-- PROBLEM STATEMENT --
All lines of the entries with "Zerbst" in them must be listed.

-- EXERCISE MATERIAL --
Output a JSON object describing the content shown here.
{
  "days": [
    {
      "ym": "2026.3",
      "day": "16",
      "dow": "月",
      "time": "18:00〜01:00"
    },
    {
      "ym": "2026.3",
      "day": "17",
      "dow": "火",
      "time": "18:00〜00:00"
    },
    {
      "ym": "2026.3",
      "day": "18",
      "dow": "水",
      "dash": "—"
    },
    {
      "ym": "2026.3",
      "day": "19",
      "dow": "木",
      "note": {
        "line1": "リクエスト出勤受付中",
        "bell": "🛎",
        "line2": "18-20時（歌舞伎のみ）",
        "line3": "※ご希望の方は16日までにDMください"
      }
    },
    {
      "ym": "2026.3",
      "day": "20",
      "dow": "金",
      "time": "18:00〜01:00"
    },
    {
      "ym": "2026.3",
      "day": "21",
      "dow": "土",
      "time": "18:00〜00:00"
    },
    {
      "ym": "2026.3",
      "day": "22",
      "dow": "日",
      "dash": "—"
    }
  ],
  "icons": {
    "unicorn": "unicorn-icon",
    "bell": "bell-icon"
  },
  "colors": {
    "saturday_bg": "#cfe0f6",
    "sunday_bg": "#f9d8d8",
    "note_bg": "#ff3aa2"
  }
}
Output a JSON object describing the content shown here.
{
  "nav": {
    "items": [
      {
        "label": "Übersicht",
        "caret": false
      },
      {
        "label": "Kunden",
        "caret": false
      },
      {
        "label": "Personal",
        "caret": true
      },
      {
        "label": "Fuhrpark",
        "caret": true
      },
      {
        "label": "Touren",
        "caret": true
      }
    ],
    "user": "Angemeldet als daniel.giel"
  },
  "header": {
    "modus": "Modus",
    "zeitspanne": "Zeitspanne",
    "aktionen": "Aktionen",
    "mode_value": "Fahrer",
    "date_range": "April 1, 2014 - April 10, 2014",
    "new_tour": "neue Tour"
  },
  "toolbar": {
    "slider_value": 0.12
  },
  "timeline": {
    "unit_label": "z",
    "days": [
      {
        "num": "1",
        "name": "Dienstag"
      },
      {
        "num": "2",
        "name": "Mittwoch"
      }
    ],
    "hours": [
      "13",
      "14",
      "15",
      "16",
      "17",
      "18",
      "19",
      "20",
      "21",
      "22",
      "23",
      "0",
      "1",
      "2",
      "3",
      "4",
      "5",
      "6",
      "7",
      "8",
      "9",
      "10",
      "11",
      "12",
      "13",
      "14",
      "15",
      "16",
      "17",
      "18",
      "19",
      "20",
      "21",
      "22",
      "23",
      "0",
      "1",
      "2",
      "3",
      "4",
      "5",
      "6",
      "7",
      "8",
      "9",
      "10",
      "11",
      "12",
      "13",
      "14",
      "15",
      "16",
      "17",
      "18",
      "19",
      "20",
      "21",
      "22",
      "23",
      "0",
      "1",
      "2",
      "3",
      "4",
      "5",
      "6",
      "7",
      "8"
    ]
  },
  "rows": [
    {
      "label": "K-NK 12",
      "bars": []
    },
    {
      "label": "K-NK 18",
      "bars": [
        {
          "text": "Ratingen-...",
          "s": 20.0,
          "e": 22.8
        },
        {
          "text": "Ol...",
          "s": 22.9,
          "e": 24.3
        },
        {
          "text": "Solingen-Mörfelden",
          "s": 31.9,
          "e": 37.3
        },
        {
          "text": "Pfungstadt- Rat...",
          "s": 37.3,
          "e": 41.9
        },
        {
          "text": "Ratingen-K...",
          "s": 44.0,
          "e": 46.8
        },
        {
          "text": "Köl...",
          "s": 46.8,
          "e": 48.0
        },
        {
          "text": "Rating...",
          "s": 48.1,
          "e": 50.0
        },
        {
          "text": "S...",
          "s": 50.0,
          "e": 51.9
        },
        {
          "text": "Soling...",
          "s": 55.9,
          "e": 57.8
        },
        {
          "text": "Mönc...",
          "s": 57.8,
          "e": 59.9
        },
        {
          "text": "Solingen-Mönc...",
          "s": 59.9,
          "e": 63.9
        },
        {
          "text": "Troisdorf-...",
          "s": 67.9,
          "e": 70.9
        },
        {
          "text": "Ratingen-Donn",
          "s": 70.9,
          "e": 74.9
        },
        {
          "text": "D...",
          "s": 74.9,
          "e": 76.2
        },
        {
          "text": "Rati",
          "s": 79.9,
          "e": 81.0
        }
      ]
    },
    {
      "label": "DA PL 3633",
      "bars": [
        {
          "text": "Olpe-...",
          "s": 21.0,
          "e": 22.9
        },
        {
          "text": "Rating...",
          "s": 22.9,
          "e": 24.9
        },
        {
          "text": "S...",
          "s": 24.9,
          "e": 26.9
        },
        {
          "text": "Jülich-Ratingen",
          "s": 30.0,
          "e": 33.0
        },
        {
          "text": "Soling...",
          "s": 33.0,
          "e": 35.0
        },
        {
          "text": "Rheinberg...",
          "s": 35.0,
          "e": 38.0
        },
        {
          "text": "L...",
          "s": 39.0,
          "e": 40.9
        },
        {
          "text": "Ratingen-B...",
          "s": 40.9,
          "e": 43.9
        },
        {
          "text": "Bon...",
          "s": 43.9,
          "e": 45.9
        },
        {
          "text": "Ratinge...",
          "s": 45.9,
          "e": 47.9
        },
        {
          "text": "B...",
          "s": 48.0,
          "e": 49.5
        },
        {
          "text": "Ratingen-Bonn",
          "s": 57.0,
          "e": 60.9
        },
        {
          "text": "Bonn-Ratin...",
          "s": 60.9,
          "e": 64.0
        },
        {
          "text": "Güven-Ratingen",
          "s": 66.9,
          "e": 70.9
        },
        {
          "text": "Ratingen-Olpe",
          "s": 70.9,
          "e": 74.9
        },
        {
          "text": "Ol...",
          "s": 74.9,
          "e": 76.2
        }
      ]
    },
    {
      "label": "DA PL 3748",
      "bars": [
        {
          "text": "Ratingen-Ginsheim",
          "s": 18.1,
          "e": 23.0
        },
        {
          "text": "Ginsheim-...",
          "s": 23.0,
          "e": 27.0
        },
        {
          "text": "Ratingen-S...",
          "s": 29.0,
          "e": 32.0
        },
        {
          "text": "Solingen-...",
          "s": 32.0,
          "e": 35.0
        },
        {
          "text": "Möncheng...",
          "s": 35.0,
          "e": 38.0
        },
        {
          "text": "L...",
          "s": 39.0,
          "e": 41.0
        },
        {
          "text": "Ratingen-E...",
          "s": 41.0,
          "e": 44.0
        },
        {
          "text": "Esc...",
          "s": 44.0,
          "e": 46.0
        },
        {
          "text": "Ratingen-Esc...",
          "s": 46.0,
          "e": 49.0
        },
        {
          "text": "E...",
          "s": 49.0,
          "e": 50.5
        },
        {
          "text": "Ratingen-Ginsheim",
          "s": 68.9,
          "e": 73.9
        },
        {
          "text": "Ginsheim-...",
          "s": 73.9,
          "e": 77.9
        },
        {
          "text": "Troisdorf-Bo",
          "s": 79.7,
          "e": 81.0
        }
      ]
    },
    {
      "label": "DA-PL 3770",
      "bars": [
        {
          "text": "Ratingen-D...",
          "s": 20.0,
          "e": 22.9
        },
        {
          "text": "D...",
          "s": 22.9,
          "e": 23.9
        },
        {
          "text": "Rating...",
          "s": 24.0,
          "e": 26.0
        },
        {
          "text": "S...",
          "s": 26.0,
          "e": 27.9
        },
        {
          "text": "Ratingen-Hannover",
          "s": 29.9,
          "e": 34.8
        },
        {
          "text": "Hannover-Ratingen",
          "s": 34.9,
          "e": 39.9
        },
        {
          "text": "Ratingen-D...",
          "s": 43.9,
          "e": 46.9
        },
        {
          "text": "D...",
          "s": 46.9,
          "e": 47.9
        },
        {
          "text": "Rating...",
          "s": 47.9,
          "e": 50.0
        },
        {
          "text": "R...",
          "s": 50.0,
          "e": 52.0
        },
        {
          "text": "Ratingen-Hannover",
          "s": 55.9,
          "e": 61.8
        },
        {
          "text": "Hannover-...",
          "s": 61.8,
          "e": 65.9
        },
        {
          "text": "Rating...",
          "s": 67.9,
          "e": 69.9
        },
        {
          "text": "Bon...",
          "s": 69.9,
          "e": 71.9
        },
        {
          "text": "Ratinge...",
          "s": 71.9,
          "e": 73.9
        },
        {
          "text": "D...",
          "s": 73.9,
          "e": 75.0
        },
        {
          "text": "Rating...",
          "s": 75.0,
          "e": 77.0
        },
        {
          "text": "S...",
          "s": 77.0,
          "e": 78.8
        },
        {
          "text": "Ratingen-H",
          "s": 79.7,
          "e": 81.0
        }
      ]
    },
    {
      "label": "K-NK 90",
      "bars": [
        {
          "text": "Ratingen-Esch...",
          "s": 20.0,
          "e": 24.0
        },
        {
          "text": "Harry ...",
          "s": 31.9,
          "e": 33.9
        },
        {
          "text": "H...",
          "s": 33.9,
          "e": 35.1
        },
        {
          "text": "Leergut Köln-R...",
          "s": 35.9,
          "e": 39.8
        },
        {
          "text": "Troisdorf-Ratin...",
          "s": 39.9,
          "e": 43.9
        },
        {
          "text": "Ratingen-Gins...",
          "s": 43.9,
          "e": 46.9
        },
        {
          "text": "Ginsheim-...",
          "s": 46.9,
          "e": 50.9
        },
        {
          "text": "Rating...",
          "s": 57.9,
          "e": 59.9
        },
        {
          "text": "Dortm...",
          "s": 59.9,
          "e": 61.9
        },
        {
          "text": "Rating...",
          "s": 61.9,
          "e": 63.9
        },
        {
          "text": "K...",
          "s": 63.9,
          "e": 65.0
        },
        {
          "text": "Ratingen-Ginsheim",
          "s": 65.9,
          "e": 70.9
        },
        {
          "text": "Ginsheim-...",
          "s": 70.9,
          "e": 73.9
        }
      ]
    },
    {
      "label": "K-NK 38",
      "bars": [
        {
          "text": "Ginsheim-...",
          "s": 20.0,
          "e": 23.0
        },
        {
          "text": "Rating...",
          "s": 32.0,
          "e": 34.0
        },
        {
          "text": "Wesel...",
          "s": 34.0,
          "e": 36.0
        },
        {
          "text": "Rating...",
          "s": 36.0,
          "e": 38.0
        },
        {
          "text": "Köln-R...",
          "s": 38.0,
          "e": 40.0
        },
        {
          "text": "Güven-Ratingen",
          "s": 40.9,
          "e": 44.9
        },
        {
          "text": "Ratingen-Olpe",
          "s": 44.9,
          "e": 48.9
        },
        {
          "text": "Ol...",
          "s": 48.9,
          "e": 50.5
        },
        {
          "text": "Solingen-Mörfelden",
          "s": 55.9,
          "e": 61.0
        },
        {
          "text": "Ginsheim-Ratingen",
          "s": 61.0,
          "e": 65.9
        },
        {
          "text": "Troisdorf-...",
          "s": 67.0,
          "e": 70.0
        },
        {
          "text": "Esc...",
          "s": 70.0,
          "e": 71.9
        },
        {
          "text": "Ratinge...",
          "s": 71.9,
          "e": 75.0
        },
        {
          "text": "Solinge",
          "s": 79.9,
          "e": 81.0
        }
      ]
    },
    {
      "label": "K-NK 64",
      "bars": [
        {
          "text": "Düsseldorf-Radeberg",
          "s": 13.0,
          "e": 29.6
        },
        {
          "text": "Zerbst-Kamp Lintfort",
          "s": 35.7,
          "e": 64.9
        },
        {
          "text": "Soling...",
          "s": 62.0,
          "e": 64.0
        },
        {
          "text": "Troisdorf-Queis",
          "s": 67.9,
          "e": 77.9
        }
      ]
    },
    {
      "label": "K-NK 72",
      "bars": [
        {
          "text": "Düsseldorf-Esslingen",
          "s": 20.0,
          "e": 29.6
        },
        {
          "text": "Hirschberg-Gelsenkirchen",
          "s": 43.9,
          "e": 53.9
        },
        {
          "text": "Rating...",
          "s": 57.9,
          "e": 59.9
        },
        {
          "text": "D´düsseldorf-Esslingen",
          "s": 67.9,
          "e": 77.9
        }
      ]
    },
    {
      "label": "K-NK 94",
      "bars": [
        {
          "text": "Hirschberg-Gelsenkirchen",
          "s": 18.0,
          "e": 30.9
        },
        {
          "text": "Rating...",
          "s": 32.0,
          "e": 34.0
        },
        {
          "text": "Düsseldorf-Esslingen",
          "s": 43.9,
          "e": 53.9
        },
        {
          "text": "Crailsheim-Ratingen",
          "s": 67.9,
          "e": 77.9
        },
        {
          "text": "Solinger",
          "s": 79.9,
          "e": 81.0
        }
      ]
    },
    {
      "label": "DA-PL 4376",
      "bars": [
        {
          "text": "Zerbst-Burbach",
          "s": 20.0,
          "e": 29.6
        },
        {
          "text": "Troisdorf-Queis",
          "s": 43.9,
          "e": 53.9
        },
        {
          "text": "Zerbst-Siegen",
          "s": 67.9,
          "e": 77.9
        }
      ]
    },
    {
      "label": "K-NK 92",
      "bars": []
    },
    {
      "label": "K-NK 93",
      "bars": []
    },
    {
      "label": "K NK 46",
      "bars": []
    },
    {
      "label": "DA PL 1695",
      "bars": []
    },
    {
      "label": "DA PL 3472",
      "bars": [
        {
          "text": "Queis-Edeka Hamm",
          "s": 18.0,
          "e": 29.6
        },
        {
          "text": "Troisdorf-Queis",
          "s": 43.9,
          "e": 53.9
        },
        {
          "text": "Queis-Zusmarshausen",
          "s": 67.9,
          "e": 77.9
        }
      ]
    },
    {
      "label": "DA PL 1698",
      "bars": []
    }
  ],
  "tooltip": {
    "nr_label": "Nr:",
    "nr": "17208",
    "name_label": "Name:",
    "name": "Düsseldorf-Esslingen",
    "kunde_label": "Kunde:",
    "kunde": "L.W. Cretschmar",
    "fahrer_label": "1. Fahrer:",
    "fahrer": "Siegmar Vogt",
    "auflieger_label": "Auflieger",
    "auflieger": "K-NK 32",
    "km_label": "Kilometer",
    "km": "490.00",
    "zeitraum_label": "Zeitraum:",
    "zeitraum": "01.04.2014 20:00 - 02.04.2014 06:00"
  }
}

-- OUTPUT --
          "text": "Zerbst-Kamp Lintfort",
          "text": "Zerbst-Burbach",
          "text": "Zerbst-Siegen",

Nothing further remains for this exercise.